SUPPLIED MATERIAL:
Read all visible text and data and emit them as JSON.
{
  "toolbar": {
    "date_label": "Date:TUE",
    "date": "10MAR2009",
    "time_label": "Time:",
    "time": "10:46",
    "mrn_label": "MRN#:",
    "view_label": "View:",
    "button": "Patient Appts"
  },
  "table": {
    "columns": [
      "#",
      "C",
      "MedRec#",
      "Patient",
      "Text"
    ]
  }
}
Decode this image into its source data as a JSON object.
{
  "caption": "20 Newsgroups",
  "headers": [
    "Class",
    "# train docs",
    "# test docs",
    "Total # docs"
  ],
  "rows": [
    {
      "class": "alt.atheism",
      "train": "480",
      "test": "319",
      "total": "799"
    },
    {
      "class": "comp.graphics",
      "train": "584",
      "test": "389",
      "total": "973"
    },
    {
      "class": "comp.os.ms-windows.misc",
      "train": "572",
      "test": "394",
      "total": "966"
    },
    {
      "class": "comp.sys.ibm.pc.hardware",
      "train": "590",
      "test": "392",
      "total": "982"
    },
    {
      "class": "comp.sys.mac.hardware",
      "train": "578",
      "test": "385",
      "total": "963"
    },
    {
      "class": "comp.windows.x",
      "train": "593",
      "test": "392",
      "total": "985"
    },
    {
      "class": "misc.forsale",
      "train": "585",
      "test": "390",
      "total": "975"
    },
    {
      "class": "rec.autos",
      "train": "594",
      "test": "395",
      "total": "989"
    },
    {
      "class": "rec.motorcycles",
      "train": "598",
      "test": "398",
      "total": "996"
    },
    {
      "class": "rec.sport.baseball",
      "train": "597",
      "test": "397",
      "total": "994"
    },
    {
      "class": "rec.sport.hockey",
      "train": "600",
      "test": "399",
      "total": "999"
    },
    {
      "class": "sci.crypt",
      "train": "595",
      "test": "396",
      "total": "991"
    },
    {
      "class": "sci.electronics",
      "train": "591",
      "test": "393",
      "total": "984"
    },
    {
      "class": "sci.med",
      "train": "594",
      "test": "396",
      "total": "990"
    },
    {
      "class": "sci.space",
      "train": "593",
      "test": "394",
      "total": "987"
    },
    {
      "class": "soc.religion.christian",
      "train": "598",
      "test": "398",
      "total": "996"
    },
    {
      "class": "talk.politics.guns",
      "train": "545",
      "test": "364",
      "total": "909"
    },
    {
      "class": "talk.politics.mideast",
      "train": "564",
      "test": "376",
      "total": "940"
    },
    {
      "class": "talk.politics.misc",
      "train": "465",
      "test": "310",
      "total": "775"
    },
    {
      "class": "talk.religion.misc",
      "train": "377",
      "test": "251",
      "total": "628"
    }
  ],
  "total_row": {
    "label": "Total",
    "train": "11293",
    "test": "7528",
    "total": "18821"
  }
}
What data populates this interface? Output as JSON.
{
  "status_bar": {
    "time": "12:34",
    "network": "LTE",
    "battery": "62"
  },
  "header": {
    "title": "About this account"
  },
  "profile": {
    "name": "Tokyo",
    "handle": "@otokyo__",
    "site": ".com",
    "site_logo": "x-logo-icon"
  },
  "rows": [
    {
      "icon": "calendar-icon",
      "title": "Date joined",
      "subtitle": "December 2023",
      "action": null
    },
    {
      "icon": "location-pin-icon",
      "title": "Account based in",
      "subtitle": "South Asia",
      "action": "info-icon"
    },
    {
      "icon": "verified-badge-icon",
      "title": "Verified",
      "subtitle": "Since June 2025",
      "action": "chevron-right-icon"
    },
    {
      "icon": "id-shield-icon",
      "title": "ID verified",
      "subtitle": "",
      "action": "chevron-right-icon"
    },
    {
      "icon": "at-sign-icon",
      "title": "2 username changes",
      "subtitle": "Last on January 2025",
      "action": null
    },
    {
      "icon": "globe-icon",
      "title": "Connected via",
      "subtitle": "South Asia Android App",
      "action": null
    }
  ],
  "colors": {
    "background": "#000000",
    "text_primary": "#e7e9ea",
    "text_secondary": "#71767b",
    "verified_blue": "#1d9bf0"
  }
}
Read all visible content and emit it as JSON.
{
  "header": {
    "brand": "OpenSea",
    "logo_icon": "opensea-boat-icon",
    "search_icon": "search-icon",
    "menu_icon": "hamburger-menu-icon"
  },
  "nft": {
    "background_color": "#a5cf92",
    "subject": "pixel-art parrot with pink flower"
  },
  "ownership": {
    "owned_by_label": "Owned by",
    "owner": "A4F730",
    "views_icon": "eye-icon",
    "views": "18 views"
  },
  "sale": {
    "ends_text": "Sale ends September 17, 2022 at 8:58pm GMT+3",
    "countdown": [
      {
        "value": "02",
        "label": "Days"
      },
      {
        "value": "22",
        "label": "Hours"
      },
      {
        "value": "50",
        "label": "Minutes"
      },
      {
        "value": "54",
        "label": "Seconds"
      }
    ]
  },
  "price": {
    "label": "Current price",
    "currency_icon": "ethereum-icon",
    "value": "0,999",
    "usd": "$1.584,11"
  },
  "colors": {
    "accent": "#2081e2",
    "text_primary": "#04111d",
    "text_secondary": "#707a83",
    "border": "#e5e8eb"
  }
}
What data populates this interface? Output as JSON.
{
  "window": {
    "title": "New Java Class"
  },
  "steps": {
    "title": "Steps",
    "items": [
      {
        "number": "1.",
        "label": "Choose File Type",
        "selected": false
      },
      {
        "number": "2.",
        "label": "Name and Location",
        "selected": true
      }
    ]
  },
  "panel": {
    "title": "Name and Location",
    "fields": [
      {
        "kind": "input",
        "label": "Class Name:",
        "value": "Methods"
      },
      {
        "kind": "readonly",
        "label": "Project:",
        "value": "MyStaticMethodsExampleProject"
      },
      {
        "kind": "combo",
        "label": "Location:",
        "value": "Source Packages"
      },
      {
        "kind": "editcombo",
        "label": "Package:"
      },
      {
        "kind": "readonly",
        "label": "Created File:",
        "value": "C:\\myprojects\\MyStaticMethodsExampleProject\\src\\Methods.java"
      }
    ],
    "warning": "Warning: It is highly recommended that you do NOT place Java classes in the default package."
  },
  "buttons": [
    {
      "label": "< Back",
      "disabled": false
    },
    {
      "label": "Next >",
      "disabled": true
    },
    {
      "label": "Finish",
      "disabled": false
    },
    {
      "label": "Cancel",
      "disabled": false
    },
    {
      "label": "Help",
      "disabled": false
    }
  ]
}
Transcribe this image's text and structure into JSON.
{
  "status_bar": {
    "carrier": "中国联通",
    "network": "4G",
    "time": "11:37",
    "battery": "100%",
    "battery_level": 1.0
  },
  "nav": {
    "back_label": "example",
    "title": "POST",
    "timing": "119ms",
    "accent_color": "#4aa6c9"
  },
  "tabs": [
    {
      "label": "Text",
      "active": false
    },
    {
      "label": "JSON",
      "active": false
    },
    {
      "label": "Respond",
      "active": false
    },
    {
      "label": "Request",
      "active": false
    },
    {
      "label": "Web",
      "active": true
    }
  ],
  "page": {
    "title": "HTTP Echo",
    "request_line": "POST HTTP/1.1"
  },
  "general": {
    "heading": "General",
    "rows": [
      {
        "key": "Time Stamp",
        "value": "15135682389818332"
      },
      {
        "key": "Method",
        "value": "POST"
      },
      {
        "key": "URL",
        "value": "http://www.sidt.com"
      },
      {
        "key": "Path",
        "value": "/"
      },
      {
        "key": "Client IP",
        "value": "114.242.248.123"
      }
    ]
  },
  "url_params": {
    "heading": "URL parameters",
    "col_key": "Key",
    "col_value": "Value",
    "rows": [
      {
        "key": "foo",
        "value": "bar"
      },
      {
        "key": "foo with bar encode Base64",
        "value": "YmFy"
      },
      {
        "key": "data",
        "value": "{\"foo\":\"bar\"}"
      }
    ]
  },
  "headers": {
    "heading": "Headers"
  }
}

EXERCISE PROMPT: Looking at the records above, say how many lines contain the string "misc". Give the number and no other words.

SOLUTION FOR THIS EXERCISE: 4